[Website and app data records]
▼
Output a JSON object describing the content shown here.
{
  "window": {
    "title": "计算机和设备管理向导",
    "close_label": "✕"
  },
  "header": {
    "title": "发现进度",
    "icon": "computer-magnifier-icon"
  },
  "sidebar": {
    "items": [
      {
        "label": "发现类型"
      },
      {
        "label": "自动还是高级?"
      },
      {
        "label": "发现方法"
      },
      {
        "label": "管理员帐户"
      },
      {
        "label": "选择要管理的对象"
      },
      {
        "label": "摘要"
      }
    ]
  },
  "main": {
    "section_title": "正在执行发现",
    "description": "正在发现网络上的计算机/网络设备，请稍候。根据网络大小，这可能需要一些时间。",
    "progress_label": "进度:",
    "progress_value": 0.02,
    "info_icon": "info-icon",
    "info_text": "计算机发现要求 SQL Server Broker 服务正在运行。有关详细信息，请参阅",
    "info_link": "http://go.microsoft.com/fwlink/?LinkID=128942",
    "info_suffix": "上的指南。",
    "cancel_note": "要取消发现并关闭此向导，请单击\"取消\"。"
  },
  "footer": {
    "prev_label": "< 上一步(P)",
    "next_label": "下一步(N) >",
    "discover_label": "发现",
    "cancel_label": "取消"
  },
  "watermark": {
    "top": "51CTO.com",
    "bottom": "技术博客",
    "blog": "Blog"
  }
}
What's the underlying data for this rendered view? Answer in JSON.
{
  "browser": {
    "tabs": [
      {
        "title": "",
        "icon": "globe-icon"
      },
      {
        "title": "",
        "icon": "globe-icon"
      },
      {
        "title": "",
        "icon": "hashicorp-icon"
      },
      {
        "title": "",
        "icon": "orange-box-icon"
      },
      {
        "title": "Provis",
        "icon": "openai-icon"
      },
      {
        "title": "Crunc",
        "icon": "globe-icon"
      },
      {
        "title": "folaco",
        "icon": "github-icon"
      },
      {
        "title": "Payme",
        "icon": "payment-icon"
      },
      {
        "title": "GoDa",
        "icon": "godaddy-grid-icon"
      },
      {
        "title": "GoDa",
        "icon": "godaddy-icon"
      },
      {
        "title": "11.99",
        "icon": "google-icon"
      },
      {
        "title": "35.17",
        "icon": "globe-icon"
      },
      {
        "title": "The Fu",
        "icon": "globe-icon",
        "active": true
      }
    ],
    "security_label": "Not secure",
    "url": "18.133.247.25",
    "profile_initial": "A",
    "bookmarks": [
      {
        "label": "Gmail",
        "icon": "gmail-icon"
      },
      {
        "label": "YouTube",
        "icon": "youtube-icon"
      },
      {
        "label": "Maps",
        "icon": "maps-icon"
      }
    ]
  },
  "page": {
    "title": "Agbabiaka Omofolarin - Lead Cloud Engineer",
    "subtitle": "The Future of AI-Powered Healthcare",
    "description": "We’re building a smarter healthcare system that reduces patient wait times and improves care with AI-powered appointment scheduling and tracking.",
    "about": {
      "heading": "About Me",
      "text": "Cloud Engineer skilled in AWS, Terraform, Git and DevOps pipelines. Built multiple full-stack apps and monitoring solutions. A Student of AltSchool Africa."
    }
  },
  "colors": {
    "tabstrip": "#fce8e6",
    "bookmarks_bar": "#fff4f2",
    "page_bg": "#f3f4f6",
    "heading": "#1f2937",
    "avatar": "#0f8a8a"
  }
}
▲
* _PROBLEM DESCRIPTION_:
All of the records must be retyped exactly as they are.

* _SOLUTION_:
Output a JSON object describing the content shown here.
{
  "window": {
    "title": "计算机和设备管理向导",
    "close_label": "✕"
  },
  "header": {
    "title": "发现进度",
    "icon": "computer-magnifier-icon"
  },
  "sidebar": {
    "items": [
      {
        "label": "发现类型"
      },
      {
        "label": "自动还是高级?"
      },
      {
        "label": "发现方法"
      },
      {
        "label": "管理员帐户"
      },
      {
        "label": "选择要管理的对象"
      },
      {
        "label": "摘要"
      }
    ]
  },
  "main": {
    "section_title": "正在执行发现",
    "description": "正在发现网络上的计算机/网络设备，请稍候。根据网络大小，这可能需要一些时间。",
    "progress_label": "进度:",
    "progress_value": 0.02,
    "info_icon": "info-icon",
    "info_text": "计算机发现要求 SQL Server Broker 服务正在运行。有关详细信息，请参阅",
    "info_link": "http://go.microsoft.com/fwlink/?LinkID=128942",
    "info_suffix": "上的指南。",
    "cancel_note": "要取消发现并关闭此向导，请单击\"取消\"。"
  },
  "footer": {
    "prev_label": "< 上一步(P)",
    "next_label": "下一步(N) >",
    "discover_label": "发现",
    "cancel_label": "取消"
  },
  "watermark": {
    "top": "51CTO.com",
    "bottom": "技术博客",
    "blog": "Blog"
  }
}
What's the underlying data for this rendered view? Answer in JSON.
{
  "browser": {
    "tabs": [
      {
        "title": "",
        "icon": "globe-icon"
      },
      {
        "title": "",
        "icon": "globe-icon"
      },
      {
        "title": "",
        "icon": "hashicorp-icon"
      },
      {
        "title": "",
        "icon": "orange-box-icon"
      },
      {
        "title": "Provis",
        "icon": "openai-icon"
      },
      {
        "title": "Crunc",
        "icon": "globe-icon"
      },
      {
        "title": "folaco",
        "icon": "github-icon"
      },
      {
        "title": "Payme",
        "icon": "payment-icon"
      },
      {
        "title": "GoDa",
        "icon": "godaddy-grid-icon"
      },
      {
        "title": "GoDa",
        "icon": "godaddy-icon"
      },
      {
        "title": "11.99",
        "icon": "google-icon"
      },
      {
        "title": "35.17",
        "icon": "globe-icon"
      },
      {
        "title": "The Fu",
        "icon": "globe-icon",
        "active": true
      }
    ],
    "security_label": "Not secure",
    "url": "18.133.247.25",
    "profile_initial": "A",
    "bookmarks": [
      {
        "label": "Gmail",
        "icon": "gmail-icon"
      },
      {
        "label": "YouTube",
        "icon": "youtube-icon"
      },
      {
        "label": "Maps",
        "icon": "maps-icon"
      }
    ]
  },
  "page": {
    "title": "Agbabiaka Omofolarin - Lead Cloud Engineer",
    "subtitle": "The Future of AI-Powered Healthcare",
    "description": "We’re building a smarter healthcare system that reduces patient wait times and improves care with AI-powered appointment scheduling and tracking.",
    "about": {
      "heading": "About Me",
      "text": "Cloud Engineer skilled in AWS, Terraform, Git and DevOps pipelines. Built multiple full-stack apps and monitoring solutions. A Student of AltSchool Africa."
    }
  },
  "colors": {
    "tabstrip": "#fce8e6",
    "bookmarks_bar": "#fff4f2",
    "page_bg": "#f3f4f6",
    "heading": "#1f2937",
    "avatar": "#0f8a8a"
  }
}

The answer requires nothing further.